* **Exercise details**
In the entries that follow, find every line containing "Autodesk" and copy it.

Element data from apps and pages:
►

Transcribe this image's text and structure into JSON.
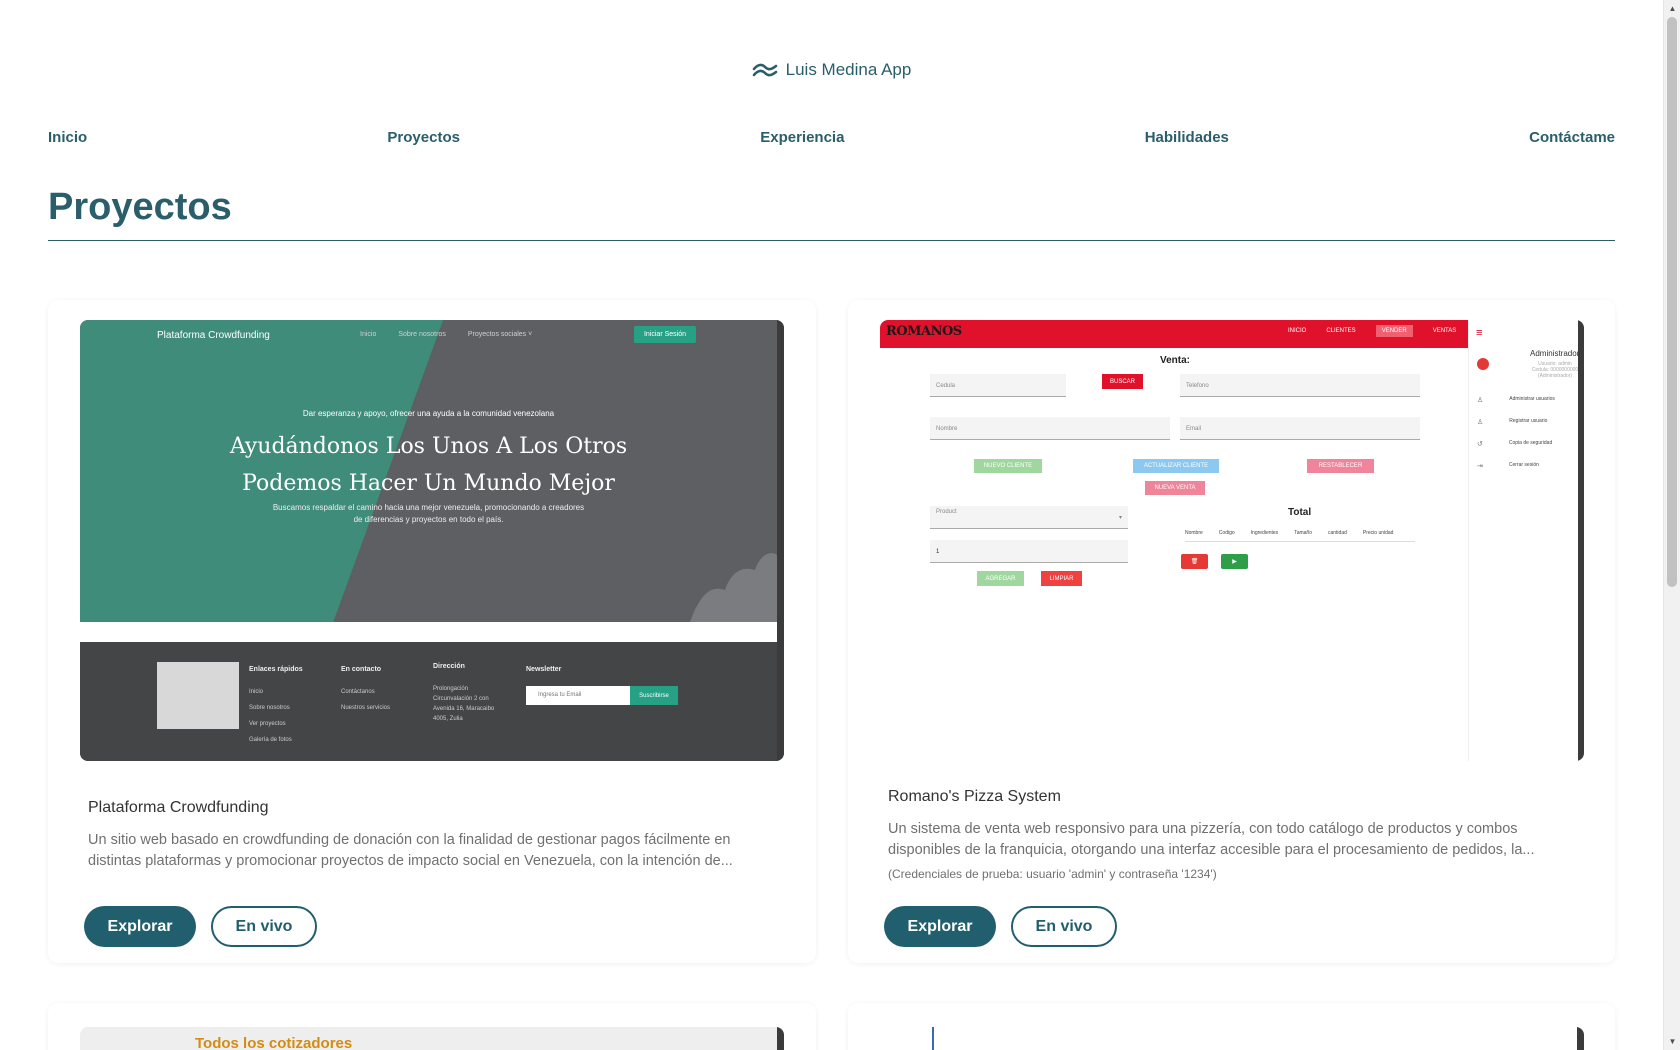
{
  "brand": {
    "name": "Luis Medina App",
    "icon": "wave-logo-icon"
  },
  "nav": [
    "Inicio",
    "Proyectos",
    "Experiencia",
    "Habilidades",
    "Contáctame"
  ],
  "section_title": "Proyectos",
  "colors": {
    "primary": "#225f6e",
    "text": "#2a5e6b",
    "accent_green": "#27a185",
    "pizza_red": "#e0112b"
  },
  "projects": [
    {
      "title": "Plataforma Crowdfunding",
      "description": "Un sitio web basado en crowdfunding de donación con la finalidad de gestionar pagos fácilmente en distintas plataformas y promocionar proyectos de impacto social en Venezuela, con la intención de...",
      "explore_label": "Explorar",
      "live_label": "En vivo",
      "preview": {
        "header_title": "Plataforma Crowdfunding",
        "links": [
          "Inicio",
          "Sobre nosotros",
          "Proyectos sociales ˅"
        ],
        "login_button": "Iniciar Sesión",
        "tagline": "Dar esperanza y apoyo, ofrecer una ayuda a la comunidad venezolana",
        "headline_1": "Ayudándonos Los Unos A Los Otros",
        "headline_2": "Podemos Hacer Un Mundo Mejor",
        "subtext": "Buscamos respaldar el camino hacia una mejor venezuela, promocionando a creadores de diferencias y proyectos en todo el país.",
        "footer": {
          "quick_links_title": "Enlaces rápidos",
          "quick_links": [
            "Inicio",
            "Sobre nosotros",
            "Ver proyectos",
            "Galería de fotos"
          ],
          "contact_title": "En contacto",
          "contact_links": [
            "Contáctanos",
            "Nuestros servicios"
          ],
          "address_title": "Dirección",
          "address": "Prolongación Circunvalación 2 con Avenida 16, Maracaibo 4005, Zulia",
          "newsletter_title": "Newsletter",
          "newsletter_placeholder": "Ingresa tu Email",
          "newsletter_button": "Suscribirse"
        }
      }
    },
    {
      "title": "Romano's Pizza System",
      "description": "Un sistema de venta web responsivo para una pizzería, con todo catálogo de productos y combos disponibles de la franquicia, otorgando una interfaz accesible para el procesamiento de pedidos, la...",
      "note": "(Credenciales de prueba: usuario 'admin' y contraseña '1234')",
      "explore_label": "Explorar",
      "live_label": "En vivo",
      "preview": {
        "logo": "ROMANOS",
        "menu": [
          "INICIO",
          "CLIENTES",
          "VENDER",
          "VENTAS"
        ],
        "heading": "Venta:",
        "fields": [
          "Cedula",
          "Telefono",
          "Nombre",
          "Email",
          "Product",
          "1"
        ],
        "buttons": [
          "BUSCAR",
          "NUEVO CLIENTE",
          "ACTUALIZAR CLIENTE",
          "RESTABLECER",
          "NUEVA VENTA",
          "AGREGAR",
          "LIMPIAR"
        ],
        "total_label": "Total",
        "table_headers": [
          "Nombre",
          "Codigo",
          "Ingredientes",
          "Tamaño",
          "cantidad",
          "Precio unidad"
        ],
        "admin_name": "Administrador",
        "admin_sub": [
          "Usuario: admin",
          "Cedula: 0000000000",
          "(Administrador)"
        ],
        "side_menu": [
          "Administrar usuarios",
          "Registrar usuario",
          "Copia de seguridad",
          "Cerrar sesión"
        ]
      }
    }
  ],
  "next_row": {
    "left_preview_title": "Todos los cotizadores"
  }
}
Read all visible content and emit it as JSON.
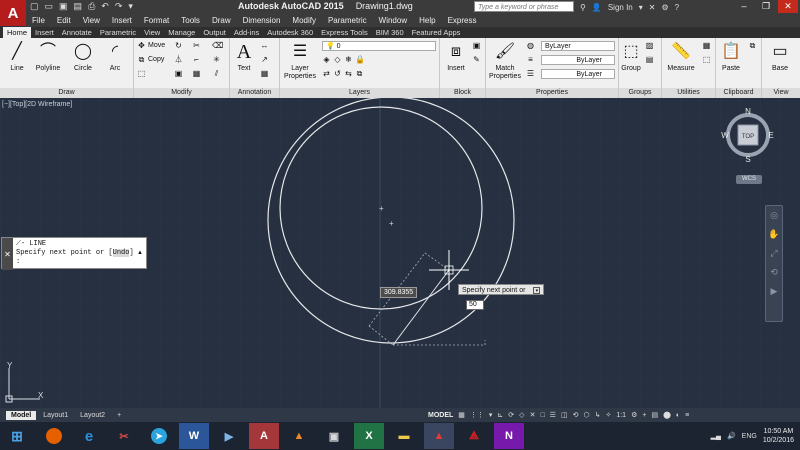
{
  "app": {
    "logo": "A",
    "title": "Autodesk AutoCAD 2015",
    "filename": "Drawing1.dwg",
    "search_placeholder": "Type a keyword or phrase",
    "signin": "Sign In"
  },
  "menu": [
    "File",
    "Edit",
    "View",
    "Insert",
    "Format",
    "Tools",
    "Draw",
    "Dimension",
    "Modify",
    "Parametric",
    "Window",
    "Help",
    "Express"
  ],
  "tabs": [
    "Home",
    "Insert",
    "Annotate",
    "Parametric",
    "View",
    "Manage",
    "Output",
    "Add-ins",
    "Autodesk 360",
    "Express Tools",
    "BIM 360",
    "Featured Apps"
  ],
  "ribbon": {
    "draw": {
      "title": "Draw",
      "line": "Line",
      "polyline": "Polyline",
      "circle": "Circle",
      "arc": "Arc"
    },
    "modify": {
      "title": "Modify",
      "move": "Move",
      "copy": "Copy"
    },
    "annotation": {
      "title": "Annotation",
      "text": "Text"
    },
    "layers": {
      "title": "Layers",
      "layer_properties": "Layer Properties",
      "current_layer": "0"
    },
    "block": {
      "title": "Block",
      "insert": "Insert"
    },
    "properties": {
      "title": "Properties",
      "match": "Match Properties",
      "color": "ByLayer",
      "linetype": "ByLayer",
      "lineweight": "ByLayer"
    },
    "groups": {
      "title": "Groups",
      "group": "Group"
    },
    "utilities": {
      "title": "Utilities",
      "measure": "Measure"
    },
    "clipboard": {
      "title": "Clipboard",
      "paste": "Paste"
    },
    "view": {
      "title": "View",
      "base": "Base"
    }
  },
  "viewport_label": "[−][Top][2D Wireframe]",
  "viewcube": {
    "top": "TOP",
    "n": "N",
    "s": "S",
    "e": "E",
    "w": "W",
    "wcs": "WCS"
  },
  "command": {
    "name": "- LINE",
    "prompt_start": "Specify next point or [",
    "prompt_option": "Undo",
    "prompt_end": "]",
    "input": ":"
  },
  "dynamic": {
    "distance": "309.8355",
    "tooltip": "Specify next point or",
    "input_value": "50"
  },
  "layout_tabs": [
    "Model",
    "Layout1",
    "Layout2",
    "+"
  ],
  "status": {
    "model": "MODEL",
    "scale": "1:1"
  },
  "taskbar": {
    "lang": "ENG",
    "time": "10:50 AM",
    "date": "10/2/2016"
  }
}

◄

* **Solution for this task**
    "title": "Autodesk AutoCAD 2015",
    "Autodesk 360",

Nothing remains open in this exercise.